During the Golden Age, Good vs Evil has a clear-cut delineation, which means there wasn’t any moral ambiguity or any gray areas; just straight-up good guys fighting the bad guys. Genres such as Westerns and Sci-Fi were introduced to comic books.
The Silver Age, from 1956 to 1970, represents the surge in the popularity of comic books, which resulted in greater regulation and scrutiny. The Fantastic Four, Spider-Man, Thor, and The Hulk were created during this era.
The Bronze Age, which lasted from 1970 to 1985, revisited darker plots like poverty, drug use, and pollution from the early part of the Golden Age. Brilliant, young writers and artists also began their careers in this era. Non-white superhero characters increased; attempts at realism and more adult themes were also explored. Alan Moore’s Watchmen upended comic book tropes and became an instant classic.
The Modern Age began in 1985 and continues until today; it’s distinguished by deeper, psychologically complex characters and multifaceted plots. Anti-hero characters like Elektra, the Punisher, and Wolverine emerged, as well as the rise in popularity of the X-Men. Fantasy and horror themes emerged, with the most prominent being Neil Gaiman’s modern classic, The Sandman series.
Stan Lee’s Close Call

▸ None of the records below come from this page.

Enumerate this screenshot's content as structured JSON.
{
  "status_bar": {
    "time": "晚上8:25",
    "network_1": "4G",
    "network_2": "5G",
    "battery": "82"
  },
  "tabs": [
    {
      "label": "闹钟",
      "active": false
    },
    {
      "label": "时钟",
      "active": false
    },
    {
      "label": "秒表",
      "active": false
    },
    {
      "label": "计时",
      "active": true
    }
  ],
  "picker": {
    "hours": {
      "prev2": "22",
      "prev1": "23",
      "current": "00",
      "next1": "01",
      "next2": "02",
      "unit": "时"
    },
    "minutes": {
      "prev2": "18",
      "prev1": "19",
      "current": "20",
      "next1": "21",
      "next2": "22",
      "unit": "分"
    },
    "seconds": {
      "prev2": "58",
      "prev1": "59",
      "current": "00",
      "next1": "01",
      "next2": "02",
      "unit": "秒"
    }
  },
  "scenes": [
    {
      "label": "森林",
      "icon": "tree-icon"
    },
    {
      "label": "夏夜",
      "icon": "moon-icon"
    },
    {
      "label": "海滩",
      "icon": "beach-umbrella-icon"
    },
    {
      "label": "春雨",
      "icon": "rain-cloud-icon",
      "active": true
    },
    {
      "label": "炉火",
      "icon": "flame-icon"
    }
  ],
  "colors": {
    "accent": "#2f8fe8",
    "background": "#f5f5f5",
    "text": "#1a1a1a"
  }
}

Stan Lee almost quit the comic industry in the 60s. Luckily, his wife Joan told him to write whatever he liked. He did, and the Fantastic Four, Spider-Man, and the X-Men were born. These characters moved away from superheroes who were becoming overly cartoonish and, instead, introduced characters that were more nuanced, had flaws, and dealt with problems of their own. These characters revitalized the industry, as well as recapturing the imagination of an entire generation and influencing artists and writers.
First Superhero With Superpowers
Superman, of course, was the original superhero with superpowers to grace the pages of a comic book. The son of Jor-El first appeared in Action Comics#1 (later Detective Comics, or DC) on April 18, 1938
A copy of this issue was sold on eBay in 2014 for a cool USD$3.2 million–the only original-copy comic book to have sold for more than USD$3 million.
Comic books have gone beyond the ‘for kids’ stage and are now considered as a legitimate art form and as a writing style that’s recognized by literary scholars. Its popularity appealed to people of all ages, and comic books today have developed to a point where they’re now a major driving force of pop culture and a legitimate literary influence.